My state, Massachusetts, ranks fifth in the nation on a list of states which are not producing enough graduates to fill tech job openings. Worse shortages are seen in California, New Jersey, Texas and New York.

On the job board Dice, there are 24,728 tech job openings in these states, up 17 percent over last year. Boston alone has 3,808 openings, up 24 percent over last year.

While the shortage might be a magnet for talent from outside the country, it is a governor on growth of companies inside.

Our government's response? If Startup America is any indication, it is to encourage more people to start new companies, a sure recipe for intensifying demand for H-1Bb visas to hire foreign workers.

University entrepreneurship courses typically prepare students to create new companies, not to become early employees of startup companies. But every founder and co-founder of a new tech company needs three to five marketing, sales and product development employees to get the company off the ground.

The tech talent shortage has prompted state government in Massachusetts to launch a workforce development study, followed by a series of summits to discuss challenges and options.

The tech industry can't wait. The situation is so pressing that one group of investors recently created the Boston Startup School, a non-credit six-week summer school program to prepare students for entry level positions in its portfolio companies.

But most students we know are anxious to get a job to start paying off their loans. Why should they have to take more classes to be qualified for a job?

Practical Challenges

The real solution is a partnership between the universities and companies to get our young people better prepared to contribute to startup companies. But there are practical challenges:

1. Not every student wants to jump into a risky, early stage company. How can we better help them understand the career pathways in startups?

2. Second, if a recent grad does have the interest and skills, such as familiarity with Ruby on Rails, or Salesforce, they taught themselves with extracurricular projects. Can we integrate some of this learning in the university curriculum?
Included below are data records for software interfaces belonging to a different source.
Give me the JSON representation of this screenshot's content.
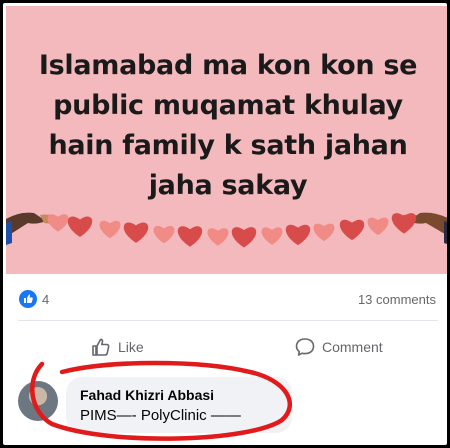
{
  "post": {
    "image_text": "Islamabad ma kon kon se\npublic muqamat khulay\nhain family k sath jahan\njaha sakay",
    "background_color": "#f4b9bd",
    "heart_colors": [
      "#f08b86",
      "#d84b4b"
    ]
  },
  "stats": {
    "reaction_icon": "like-reaction-icon",
    "reaction_count": "4",
    "comments_label": "13 comments"
  },
  "actions": {
    "like_label": "Like",
    "comment_label": "Comment"
  },
  "comment": {
    "author": "Fahad Khizri Abbasi",
    "text": "PIMS—- PolyClinic ——"
  },
  "annotation": {
    "color": "#e11b1b"
  }
}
3. And third, even with the required skills, students are not prepared to hit the ground running as part of a startup team. Can we offer a ramp-up period to socialize students to the startup environment?

What We Are Doing

Here is what we are doing to meet these challenges at the UMass Boston Venture Development Center, in collaboration with the tech industry, community colleges and state universities, and under Entrepreneur in Residence Dan Phillip's leadership:

  • Hold weekly workshops where students learn about marketing, sales and product development career paths.

We guest lecture in engineering and management classes, and entice students to a workshop. At the workshop, we explain that if a student performs well, they are likely to be hired at another startup if the one they work at goes belly-up and they can advance all of the way to running marketing or development, or even be the CEO.

  • Align and revise university curriculum related to marketing, sales and product development to create a pipeline from two-year to four-year public universities to tech startups.

Why state universities and community colleges? They are filled with students who are purposeful, driven, unentitled, and know how to handle adversity. They are the type of people startups like to hire as entry-level employees.

  • Place students in company-paid internships in venture-backed startups throughout the year so students learn vital skills by working along side more experienced employees.

Seventy three percent of our 96 marketing, sales and product development placements have received full-time employment at the venture-backed startup with their internship being an influential factor. Internships are a great way for students and employers to try each other on for size.

What's Next?

We've only been at this for a few years, have learned a lot and there is much we can do to improve the quality of training and preparation we provide as we scale up. But we've learned enough to start thinking about how to offer our program online nationwide.

According to Jeff McCarthy, Partner at North Bridge Venture Partners, and an advisor to our initiative: "The hope is that a program like this truly can fuel the workforce engine required to launch the next generation of startups."